▽

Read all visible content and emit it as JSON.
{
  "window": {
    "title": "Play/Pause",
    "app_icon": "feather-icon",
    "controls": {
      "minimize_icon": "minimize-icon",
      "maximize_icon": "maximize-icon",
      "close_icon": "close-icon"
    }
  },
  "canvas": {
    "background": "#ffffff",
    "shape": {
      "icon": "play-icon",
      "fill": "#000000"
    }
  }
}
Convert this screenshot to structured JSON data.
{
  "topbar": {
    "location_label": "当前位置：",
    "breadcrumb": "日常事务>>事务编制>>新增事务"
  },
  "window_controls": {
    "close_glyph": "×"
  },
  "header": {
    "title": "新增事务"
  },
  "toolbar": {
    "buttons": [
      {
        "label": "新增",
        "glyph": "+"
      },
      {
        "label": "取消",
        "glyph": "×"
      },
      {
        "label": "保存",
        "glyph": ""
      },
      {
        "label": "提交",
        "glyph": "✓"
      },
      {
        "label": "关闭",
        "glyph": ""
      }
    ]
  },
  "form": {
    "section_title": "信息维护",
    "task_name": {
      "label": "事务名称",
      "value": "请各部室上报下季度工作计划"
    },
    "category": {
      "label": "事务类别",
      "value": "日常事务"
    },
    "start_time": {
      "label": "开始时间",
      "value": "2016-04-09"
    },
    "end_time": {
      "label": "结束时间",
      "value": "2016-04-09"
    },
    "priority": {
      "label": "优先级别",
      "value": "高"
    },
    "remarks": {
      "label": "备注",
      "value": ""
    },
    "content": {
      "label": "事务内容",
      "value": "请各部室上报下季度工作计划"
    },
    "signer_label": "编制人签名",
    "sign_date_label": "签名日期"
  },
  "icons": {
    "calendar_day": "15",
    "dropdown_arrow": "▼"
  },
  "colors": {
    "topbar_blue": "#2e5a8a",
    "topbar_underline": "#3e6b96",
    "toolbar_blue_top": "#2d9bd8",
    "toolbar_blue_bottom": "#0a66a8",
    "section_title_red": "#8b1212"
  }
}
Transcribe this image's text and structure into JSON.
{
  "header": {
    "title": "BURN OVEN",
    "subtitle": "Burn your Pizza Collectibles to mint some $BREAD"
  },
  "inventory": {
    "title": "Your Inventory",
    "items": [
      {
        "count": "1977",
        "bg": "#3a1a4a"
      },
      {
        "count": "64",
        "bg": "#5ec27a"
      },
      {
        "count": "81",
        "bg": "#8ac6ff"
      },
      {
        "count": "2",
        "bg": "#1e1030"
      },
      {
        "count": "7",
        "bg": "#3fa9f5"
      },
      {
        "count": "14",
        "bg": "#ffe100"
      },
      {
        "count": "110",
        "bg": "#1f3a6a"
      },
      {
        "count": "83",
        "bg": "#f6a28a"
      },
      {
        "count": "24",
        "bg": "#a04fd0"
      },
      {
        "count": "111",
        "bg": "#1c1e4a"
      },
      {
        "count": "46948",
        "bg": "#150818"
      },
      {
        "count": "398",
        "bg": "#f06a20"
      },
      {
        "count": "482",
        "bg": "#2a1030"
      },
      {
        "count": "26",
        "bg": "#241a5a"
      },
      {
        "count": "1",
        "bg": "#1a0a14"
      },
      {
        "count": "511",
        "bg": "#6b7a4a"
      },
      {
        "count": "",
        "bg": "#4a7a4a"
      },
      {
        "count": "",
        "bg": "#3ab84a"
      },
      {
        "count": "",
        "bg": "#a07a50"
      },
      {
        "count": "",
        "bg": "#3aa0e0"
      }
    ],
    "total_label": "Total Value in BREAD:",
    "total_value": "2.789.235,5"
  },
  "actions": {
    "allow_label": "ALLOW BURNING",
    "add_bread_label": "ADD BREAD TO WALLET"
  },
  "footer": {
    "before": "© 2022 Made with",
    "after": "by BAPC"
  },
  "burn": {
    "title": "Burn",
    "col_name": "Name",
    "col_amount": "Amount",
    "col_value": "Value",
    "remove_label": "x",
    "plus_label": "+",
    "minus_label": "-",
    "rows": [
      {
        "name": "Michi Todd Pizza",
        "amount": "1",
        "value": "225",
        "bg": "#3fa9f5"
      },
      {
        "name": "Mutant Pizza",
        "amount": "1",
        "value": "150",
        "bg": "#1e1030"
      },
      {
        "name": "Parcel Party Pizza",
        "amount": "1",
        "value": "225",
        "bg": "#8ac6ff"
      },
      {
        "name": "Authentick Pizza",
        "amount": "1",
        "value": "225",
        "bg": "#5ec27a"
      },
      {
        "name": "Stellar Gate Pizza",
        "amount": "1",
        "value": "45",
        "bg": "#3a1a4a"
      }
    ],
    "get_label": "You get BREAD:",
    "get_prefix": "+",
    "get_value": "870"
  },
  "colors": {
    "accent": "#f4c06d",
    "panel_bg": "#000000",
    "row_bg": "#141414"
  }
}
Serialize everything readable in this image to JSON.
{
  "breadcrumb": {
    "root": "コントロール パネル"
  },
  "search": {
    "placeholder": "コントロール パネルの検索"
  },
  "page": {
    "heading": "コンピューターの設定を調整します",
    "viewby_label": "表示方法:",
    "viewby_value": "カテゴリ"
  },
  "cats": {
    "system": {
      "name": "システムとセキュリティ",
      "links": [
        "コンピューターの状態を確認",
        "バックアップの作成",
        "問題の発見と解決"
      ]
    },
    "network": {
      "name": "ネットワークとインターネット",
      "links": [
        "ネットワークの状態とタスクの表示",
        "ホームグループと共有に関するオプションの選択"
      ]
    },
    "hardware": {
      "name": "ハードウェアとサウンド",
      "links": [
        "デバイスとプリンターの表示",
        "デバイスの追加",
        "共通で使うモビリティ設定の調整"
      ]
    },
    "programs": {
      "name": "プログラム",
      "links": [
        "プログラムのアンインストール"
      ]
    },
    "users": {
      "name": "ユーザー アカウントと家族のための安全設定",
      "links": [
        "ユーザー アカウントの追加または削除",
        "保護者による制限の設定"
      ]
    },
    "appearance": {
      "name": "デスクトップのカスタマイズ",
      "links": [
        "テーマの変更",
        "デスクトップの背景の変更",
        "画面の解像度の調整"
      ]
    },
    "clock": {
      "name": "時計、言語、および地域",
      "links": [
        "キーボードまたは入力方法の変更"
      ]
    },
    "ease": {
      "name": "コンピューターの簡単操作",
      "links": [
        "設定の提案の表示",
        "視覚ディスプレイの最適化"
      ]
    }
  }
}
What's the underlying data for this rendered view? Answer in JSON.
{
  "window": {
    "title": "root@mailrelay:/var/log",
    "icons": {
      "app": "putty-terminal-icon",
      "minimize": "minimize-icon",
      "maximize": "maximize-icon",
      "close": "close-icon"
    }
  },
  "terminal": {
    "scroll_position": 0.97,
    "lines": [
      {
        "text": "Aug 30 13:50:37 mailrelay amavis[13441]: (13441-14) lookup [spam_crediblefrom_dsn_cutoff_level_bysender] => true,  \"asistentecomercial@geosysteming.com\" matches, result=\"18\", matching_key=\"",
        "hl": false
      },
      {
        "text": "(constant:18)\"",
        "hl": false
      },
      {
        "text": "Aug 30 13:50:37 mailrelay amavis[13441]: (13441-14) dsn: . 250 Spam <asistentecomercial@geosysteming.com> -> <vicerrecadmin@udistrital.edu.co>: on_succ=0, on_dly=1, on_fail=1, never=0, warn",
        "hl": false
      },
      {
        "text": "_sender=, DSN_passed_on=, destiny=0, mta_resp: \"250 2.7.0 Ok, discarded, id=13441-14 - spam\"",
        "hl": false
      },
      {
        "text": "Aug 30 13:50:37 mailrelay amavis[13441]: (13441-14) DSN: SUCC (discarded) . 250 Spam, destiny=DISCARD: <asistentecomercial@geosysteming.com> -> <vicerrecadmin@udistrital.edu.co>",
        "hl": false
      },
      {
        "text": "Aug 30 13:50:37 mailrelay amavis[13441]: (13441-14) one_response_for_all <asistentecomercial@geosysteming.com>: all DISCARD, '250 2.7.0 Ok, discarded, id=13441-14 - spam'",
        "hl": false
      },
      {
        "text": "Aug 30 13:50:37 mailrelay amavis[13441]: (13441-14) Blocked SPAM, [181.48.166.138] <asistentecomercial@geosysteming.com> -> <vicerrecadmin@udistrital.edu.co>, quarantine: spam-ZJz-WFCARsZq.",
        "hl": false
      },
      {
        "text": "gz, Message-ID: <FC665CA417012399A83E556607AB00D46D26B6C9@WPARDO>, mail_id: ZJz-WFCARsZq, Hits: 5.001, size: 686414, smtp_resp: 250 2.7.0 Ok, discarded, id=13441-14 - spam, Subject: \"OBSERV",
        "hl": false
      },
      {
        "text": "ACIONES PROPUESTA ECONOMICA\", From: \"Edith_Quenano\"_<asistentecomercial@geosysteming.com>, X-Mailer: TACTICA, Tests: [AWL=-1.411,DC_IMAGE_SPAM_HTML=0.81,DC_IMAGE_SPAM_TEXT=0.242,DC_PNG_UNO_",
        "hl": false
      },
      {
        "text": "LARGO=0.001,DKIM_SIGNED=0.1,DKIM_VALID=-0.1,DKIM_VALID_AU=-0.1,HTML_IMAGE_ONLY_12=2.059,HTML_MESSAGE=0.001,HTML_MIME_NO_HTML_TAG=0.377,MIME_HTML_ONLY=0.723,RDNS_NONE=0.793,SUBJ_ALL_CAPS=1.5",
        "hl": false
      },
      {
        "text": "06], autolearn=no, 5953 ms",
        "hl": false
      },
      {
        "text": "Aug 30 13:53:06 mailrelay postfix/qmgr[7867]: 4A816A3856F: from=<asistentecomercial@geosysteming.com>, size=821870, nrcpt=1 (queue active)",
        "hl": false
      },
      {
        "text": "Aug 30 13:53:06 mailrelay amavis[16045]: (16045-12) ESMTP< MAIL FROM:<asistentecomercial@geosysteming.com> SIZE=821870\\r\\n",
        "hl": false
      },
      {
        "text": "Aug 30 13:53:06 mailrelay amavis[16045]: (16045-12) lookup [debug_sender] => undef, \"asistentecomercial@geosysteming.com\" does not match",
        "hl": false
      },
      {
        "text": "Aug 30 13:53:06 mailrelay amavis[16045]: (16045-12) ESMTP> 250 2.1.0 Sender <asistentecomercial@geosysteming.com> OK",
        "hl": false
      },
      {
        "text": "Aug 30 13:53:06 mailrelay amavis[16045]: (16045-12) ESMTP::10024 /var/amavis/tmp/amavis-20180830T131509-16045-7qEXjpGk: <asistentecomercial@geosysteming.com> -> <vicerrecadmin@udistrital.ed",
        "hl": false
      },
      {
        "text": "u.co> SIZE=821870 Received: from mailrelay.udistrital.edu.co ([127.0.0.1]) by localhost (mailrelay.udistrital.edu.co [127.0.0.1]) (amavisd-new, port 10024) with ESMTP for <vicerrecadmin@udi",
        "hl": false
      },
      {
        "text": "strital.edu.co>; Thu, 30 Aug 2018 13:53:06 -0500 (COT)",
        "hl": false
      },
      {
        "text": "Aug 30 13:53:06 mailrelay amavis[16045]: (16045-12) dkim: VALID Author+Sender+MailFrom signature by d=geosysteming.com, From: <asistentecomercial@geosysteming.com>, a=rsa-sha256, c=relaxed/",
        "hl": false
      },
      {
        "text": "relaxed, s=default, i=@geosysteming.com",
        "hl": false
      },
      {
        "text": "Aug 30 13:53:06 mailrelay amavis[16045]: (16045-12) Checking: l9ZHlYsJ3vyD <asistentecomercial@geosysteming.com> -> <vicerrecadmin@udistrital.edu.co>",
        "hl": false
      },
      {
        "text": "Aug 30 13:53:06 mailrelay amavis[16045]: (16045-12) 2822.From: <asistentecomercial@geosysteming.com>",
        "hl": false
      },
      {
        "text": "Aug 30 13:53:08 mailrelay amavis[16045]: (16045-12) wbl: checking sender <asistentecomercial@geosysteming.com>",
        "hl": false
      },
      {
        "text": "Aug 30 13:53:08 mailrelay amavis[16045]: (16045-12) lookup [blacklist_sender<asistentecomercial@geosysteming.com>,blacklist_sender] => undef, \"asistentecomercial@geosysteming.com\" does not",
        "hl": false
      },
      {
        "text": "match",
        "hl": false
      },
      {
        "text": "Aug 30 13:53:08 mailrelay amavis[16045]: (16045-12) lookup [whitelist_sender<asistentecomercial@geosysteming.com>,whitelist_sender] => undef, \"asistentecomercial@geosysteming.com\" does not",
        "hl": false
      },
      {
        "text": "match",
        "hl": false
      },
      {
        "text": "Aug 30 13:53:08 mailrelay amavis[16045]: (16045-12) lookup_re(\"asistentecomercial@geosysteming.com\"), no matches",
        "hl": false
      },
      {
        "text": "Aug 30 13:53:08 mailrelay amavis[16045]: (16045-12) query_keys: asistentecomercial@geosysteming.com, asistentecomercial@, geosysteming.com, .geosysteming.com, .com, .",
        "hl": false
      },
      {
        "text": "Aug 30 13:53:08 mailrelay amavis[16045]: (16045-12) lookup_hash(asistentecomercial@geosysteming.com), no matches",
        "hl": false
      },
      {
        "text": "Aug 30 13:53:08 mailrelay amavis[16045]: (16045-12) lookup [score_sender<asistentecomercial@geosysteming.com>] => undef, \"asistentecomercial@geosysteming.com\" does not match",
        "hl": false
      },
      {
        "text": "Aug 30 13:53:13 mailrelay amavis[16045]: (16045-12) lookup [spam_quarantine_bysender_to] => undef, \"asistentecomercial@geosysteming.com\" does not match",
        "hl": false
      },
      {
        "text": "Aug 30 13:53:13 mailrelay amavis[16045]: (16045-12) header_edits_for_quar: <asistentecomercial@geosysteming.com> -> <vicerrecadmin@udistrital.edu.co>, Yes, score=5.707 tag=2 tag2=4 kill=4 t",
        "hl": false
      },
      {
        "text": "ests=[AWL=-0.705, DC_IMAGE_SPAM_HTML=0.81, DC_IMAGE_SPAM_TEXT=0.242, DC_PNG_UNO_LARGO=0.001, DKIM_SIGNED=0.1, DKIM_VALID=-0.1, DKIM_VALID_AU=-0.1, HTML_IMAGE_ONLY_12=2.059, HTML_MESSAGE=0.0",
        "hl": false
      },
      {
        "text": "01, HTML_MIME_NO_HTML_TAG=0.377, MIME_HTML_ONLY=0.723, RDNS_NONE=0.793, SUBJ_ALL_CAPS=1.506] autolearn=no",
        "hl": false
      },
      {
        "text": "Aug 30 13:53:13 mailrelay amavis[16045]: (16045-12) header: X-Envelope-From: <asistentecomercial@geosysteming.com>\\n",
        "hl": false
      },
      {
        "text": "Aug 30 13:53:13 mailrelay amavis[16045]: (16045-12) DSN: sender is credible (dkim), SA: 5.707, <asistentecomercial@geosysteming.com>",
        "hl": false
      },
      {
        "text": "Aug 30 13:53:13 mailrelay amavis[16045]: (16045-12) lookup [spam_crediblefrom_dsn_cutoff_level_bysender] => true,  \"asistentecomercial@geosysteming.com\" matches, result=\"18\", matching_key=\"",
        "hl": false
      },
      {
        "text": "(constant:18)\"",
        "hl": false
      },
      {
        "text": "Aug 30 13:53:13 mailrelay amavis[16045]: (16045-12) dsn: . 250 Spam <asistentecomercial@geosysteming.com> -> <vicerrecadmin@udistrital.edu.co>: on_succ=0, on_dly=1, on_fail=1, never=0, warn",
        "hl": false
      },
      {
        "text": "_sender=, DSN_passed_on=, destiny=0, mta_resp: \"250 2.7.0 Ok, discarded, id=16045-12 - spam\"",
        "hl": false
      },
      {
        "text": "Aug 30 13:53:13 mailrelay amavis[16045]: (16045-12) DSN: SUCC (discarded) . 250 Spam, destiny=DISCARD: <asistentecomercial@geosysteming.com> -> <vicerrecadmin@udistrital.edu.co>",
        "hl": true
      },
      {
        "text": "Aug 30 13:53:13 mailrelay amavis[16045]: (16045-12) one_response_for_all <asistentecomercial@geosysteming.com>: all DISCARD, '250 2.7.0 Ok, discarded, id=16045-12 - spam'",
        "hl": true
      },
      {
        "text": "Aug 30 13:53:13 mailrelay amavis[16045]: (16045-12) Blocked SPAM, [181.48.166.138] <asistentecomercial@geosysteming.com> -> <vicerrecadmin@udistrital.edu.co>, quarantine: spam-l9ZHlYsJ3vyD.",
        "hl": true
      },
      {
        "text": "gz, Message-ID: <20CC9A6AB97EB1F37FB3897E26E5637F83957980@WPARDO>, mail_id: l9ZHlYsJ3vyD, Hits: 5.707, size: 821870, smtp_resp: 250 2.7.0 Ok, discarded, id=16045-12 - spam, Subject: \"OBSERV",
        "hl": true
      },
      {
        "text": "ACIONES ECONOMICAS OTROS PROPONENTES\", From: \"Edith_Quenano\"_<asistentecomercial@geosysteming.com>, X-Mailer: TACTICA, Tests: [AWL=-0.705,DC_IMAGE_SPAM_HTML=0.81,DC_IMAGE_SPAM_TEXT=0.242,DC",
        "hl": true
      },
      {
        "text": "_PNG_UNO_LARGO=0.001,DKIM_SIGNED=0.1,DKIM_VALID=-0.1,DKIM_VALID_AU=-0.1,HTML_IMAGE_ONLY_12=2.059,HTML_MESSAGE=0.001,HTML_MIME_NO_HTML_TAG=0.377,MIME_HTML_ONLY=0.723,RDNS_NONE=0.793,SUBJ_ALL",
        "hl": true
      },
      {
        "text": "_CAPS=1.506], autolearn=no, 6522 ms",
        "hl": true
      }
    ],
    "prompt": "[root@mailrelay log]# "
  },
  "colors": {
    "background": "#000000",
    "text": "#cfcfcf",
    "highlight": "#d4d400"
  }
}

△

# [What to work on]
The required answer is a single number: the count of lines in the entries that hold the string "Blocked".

# [Answer space]
2